> [Brief] Bring together all lines of the material below that contain the string "this".

> [Data section]
■ ■ ■

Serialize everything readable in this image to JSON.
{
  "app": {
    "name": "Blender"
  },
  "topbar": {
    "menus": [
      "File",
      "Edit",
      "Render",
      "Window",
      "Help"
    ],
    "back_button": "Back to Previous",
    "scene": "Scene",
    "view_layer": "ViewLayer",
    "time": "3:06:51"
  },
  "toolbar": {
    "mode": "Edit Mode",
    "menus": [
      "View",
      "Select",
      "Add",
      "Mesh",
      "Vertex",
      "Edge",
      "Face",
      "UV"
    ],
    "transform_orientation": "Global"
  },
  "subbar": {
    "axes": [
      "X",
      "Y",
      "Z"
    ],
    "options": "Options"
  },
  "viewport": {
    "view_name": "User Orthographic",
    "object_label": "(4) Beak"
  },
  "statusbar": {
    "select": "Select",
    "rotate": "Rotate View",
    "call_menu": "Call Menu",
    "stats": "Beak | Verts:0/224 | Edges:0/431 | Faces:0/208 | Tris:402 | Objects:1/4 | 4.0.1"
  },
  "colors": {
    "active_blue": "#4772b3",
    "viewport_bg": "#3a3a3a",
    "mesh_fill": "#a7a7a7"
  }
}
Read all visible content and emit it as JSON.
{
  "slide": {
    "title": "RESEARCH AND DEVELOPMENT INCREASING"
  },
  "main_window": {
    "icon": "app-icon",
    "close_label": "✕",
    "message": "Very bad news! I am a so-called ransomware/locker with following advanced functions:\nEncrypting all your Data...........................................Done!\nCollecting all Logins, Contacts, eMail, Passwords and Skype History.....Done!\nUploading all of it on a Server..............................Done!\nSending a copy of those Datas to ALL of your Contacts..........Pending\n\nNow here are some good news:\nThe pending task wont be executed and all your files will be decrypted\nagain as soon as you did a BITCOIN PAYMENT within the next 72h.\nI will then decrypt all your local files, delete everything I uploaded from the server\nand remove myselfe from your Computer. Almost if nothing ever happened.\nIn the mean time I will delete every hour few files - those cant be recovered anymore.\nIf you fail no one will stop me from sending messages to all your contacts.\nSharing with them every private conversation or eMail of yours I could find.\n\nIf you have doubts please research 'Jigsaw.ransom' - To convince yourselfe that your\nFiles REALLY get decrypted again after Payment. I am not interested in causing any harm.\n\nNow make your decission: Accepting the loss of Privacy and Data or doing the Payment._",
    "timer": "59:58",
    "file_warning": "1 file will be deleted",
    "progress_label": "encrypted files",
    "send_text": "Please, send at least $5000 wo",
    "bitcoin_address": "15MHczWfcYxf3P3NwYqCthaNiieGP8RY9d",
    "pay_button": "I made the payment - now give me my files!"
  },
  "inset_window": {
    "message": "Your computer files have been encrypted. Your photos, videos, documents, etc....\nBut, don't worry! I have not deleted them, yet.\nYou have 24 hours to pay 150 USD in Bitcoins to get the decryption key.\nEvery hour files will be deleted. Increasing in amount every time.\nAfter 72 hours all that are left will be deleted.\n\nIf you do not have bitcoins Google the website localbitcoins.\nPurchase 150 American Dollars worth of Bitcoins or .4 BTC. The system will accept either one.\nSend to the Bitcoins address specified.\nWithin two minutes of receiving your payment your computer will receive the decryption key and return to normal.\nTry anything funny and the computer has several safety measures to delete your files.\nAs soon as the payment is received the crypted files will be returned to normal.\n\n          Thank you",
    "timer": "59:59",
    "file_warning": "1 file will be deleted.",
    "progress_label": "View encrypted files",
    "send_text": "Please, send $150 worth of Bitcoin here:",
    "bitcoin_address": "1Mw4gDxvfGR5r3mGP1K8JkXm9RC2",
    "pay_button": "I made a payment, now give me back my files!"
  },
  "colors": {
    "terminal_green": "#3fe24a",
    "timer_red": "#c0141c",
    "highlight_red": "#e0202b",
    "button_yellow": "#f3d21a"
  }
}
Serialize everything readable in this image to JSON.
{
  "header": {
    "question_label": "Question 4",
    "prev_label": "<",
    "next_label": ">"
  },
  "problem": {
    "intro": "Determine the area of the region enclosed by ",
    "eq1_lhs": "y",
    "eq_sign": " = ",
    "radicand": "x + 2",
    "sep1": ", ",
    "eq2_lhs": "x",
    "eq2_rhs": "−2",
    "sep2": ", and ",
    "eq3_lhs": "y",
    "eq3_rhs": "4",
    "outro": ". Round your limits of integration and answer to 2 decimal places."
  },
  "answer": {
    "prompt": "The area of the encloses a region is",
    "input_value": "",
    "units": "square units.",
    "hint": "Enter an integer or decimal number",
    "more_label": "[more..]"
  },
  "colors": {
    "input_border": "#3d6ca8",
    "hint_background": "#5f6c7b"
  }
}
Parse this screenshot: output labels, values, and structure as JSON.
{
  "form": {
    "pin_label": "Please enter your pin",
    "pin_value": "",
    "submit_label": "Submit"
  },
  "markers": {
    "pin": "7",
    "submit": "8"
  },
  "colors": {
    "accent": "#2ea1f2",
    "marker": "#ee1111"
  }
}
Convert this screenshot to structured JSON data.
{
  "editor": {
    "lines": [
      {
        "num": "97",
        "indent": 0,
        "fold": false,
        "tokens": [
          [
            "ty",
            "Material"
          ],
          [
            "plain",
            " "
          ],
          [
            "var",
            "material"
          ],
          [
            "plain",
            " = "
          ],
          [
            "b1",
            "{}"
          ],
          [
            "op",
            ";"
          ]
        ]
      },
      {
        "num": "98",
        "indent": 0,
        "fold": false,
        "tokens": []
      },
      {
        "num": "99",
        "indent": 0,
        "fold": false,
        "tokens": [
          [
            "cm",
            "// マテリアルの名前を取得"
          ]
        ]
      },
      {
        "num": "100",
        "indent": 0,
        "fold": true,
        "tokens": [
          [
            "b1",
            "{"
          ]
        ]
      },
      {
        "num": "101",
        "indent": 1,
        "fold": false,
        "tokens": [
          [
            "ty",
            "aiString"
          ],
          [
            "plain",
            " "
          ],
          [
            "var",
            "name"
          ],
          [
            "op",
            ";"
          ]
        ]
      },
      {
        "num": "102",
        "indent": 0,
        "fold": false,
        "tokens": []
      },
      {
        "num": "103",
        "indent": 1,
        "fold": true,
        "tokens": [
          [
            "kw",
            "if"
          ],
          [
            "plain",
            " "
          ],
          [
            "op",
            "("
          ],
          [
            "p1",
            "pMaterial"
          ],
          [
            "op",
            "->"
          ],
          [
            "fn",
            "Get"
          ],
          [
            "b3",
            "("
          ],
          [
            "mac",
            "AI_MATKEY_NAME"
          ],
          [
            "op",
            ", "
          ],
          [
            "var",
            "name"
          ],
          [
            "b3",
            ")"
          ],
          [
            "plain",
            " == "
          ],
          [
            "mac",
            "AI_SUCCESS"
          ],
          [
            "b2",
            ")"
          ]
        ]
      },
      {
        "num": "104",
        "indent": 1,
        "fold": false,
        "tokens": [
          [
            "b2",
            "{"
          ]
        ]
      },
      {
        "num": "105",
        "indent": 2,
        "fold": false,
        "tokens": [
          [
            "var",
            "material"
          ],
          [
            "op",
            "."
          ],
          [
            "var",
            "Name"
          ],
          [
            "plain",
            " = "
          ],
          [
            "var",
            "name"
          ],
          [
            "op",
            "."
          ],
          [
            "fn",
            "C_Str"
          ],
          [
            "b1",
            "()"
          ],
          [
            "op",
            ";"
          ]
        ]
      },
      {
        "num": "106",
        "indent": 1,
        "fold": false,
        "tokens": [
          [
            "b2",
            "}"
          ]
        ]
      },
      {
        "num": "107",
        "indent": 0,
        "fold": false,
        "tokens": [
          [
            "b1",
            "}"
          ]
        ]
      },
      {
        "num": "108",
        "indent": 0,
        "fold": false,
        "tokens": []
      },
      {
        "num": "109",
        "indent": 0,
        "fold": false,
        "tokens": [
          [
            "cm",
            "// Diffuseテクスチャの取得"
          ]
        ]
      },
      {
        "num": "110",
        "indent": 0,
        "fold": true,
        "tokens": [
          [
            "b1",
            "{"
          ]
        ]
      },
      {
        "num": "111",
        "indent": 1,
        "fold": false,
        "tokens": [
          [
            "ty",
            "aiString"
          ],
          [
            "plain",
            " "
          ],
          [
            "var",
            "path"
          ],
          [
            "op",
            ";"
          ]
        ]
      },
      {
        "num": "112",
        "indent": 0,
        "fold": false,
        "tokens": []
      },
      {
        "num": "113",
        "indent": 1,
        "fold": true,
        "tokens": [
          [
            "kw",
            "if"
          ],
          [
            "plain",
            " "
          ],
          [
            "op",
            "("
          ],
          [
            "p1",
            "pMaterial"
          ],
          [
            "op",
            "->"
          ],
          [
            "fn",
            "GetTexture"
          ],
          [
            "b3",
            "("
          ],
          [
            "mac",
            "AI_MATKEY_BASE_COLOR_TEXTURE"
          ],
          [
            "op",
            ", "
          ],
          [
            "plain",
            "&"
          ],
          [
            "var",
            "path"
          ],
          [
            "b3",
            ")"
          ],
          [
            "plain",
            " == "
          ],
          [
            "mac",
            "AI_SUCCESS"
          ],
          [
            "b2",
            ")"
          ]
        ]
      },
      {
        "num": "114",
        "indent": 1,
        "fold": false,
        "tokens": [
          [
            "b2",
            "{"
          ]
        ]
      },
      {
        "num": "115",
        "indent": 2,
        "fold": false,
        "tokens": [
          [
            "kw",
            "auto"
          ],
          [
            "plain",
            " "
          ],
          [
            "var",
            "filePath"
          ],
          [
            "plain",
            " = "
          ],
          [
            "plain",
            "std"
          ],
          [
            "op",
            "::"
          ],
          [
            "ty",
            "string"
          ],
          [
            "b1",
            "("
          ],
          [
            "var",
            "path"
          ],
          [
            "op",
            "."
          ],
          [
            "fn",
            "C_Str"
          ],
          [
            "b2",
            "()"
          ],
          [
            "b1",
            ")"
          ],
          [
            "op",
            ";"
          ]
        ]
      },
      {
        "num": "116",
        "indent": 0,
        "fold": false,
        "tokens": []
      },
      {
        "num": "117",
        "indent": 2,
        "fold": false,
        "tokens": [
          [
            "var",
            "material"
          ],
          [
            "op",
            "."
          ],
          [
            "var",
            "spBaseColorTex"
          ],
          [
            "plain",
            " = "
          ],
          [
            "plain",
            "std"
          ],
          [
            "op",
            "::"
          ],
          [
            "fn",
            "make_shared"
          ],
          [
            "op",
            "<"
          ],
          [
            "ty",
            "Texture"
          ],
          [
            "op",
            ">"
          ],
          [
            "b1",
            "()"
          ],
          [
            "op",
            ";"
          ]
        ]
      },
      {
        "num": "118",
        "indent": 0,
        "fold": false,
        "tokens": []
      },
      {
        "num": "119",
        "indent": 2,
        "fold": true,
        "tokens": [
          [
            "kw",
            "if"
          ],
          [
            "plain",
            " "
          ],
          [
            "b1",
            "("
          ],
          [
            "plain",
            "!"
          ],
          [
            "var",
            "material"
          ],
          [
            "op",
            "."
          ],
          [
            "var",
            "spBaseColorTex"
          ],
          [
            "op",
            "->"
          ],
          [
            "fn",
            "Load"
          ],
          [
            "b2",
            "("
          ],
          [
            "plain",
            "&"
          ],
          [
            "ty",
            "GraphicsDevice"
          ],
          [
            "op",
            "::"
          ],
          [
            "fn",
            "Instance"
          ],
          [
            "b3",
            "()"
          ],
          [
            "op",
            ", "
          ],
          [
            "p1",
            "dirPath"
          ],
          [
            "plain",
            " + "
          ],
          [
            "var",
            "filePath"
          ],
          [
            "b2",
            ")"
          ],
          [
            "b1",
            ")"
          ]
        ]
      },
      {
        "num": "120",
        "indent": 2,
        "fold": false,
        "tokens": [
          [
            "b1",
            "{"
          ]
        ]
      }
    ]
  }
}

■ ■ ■

> [Solved exercise]
Serialize everything readable in this image to JSON.
Serialize everything readable in this image to JSON.
Parse this screenshot: output labels, values, and structure as JSON.
Convert this screenshot to structured JSON data.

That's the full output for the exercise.